Issue 73 Jun 2019

Issue 73 Jun 2019

Mirror, Mirror, in the Market by Michael M. JonesIn the very modern city of Puxhill, where science and rationality mostly hold sway, an ancient, secret bastion of magic and mystery rests, quietly waiting for its time to come around again. Forgotten, ignored, or simply disbelieved by most people, it’s both haven and temptation for those with the capacity to embrace the unknown. Here, in the Gaslight District, streets change direction, shops come and go, and the night lasts as long as it likes. For those who are truly bold, curious, or desperate, there’s the Midnight Market, which only exists for three nights a month when the moon is at its fullest.

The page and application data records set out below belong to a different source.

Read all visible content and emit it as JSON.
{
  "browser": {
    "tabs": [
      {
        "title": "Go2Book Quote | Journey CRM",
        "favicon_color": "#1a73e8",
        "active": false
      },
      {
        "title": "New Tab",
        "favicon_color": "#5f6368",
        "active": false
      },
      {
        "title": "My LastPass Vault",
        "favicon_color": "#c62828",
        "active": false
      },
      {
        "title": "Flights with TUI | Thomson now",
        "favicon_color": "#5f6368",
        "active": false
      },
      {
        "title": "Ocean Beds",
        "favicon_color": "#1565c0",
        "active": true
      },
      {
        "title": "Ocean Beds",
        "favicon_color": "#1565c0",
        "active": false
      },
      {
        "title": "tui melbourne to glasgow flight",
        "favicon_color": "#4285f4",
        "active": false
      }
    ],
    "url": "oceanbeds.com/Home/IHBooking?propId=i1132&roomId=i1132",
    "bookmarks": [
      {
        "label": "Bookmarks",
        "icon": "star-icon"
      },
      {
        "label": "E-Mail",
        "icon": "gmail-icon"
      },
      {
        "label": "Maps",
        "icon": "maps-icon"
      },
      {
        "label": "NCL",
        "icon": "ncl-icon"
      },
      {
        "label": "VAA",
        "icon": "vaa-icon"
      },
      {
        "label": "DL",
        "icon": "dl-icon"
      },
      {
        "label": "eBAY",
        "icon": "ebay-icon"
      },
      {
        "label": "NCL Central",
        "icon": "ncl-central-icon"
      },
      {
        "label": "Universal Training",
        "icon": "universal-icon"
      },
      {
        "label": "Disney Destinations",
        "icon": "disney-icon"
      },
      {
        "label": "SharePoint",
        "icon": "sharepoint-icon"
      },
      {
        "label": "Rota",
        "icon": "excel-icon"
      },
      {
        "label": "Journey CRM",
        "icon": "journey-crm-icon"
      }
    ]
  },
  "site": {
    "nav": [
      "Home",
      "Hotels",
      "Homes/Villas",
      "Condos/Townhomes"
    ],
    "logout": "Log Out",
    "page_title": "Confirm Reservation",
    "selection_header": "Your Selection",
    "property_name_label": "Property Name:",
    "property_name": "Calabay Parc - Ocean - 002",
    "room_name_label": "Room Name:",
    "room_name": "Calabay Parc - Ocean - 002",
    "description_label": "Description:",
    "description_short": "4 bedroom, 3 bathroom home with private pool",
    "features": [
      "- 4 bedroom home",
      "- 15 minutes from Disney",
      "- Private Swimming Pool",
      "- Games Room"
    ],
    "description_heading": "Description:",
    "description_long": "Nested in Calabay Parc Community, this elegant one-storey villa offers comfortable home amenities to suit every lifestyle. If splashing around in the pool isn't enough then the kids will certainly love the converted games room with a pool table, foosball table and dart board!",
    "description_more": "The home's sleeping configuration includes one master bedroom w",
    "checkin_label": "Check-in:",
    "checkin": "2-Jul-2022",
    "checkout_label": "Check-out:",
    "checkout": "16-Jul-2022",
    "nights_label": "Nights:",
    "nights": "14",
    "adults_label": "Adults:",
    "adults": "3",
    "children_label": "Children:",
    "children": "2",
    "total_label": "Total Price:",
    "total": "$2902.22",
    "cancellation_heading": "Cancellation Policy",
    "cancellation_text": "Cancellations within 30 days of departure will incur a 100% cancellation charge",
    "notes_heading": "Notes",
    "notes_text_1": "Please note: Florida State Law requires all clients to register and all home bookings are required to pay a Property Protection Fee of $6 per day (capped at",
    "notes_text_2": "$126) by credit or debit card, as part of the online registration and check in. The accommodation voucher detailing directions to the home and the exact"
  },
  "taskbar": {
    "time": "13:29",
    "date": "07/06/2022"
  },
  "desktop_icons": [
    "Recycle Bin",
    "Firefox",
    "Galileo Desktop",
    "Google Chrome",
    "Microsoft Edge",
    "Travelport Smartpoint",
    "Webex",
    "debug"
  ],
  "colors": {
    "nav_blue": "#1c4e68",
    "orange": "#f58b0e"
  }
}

In between the vendors hawking charmed shoes and enchanted trinkets, fanciful foods and rare herbs and potions of all sorts, one stall holds nothing but a simple wooden chair in front of a small, ornate mirror mounted on the back wall.

Sometimes—but not always—if the right person sits in the chair and stares into the mirror, they see not their reflection, but something else, a wisp of a face floating in a cloudy void. Questions may be asked, and answers received. There is always a price for truth.

It was near the witching hour around the end of March when a young woman walked into the Midnight Market, every step a wary advance into unfamiliar territory. She huddled in a much-faded blue sweatshirt, features all but hidden by her hood, and she paid the wonders around her little heed, instead making a beeline for the chair and the mirror. Those who noticed her, who realized her destination, followed her with curious looks, conversations pausing momentarily. In a few cases, money exchanged hands as bets were placed on whether the mirror would respond to this one.

Feedback  by Harrison C. CowanTasha is sitting in a dimly lit green room with her headphones on, waiting for her guitarist Azam to call her to the stage. As always, the boys perform the first song alone before she kicks off the show. Normally, Tasha can barely contain herself during these backstage moments. Her nerves like jangling keys, in her stomach the fluttering, giddy anticipation of stepping in front of a crowd, then the terrifying thrill of performing. “An ecstasy unlike any other,” Azam once called it. But tonight there’s a sick feeling in her stomach. A low, aching pain that makes her wish she wasn’t performing at all. She knows what it is.

She can’t see the crowd yet, she’ll only know when she steps on stage, but she can already feel him in the audience. Fadhli, her boyfriend. Ex-boyfriend, she reminds herself. He’ll be waiting out there, his sad, pleading eyes ready to connect with hers during the show, never once looking away.

Bile builds up in the back of her mouth. She leans over her knees, nearly retching. I don’t want to see him tonight. God, I can’t see him tonight. She spits onto the floor and the acid taste lingers.

Through her headphones she hears the steady pounding of Rafe’s kick drum. The sound is thick, muted, like hearing it underwater. It mixes with all the other noises she's been hearing.